A Sitelinks product manager tells me Google saw a 20%–30% lift in click-through rate on Sitelinks-enabled ads during beta testing. Oddly, though, Google has observed few of these additional clicks occurring on the Sitelinks themselves, but instead on the ad headline. (Sitelinks clicks are reported together with clicks on the ad headline via AdWords, although I’m told this may change in the product’s future incarnations.) If more searchers are clicking on the headline of Sitelinks-enabled ads, and not on the Sitelinks themselves, what, exactly, are they responding to?
The hope is that these extra clicks are coming at the expense of competing ads, but it’s likely that many are simply shifting from an advertiser’s similar-looking organic listings. And as the number of advertisers using Ad Sitelinks grows–and thus the number of ads that appear not to be ads–so, too, will the number of awkward interactions between Google’s paid and organic listings.
Although searchers are growing savvier about which page elements are sponsored and which are not, an Internet user’s primary concern is time: a paid click is the same as a nonpaid click if it leads to the same place.

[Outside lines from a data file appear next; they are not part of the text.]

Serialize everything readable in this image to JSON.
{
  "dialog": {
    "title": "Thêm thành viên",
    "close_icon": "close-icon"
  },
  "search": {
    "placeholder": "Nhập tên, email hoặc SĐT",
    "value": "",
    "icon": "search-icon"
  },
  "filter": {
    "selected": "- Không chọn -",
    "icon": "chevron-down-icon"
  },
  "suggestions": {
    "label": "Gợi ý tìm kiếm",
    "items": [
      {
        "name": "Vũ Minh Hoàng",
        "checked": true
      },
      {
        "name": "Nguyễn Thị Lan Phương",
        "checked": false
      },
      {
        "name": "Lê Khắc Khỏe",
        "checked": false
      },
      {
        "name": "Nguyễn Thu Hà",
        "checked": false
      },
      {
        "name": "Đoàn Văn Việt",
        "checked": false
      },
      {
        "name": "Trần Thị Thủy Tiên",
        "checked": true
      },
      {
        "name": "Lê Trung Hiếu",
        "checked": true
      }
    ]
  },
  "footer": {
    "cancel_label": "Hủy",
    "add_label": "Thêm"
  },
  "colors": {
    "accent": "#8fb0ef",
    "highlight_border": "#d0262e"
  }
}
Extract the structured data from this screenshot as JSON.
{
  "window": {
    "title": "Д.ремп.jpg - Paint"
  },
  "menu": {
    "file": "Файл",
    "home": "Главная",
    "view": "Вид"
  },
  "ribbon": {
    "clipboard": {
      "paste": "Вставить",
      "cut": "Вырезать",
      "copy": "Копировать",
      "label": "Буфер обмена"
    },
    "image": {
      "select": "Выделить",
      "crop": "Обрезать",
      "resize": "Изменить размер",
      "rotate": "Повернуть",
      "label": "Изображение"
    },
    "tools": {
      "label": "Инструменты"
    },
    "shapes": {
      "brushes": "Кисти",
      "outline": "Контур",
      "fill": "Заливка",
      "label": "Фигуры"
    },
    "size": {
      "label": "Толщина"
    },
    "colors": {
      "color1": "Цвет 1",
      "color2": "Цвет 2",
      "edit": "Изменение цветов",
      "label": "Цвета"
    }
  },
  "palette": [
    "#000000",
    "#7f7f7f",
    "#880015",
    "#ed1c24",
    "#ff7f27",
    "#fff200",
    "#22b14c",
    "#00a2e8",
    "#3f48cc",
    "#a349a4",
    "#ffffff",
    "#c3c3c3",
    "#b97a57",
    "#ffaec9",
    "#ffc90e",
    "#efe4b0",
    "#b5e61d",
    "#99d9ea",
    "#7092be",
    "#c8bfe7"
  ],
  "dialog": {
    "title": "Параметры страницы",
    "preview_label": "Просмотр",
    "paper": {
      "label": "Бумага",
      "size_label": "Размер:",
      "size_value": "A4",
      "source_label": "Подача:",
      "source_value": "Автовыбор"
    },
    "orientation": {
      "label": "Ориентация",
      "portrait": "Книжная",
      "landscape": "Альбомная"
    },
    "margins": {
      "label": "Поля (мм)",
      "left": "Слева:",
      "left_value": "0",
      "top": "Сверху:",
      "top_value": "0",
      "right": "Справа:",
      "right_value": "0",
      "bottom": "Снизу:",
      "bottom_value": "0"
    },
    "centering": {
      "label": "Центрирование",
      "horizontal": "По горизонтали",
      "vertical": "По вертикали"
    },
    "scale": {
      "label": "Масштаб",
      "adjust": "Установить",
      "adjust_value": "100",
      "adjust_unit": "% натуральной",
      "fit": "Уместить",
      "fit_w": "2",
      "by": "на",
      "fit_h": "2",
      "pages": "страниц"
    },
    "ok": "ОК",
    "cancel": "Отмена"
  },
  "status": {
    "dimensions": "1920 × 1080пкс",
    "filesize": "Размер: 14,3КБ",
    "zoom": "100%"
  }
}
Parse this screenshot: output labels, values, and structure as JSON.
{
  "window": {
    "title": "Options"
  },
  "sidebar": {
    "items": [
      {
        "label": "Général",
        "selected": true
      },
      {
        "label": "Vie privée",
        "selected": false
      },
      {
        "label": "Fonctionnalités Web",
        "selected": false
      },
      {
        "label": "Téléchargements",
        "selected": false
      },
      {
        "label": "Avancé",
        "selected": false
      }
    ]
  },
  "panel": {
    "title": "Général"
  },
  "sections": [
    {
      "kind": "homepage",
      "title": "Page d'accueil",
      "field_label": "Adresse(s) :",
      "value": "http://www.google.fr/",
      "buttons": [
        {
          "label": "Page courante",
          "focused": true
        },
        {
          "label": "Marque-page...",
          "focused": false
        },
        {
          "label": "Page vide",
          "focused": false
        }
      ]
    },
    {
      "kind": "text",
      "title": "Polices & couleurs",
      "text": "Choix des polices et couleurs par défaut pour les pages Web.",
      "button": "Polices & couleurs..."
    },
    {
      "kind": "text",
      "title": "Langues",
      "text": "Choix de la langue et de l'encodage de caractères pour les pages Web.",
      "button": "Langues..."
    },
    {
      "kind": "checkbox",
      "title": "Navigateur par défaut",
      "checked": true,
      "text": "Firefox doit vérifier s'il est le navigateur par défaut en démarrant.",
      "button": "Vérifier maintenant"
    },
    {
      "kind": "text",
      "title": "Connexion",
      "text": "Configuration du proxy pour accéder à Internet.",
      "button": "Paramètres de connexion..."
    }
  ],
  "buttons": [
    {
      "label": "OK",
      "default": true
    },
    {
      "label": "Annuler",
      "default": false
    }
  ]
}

All of which causes a skeptic to wonder–perhaps, unfairly–whether Sitelinks is a proto-paid-inclusion program for brand keywords (an achievement Yahoo’s soon-to-be-extinct Search Submit Pro could never achieve). Or are Ad Sitelinks a valuable brand-protection tool, and just one more attempt by Google to keep grumpy advertisers satiated?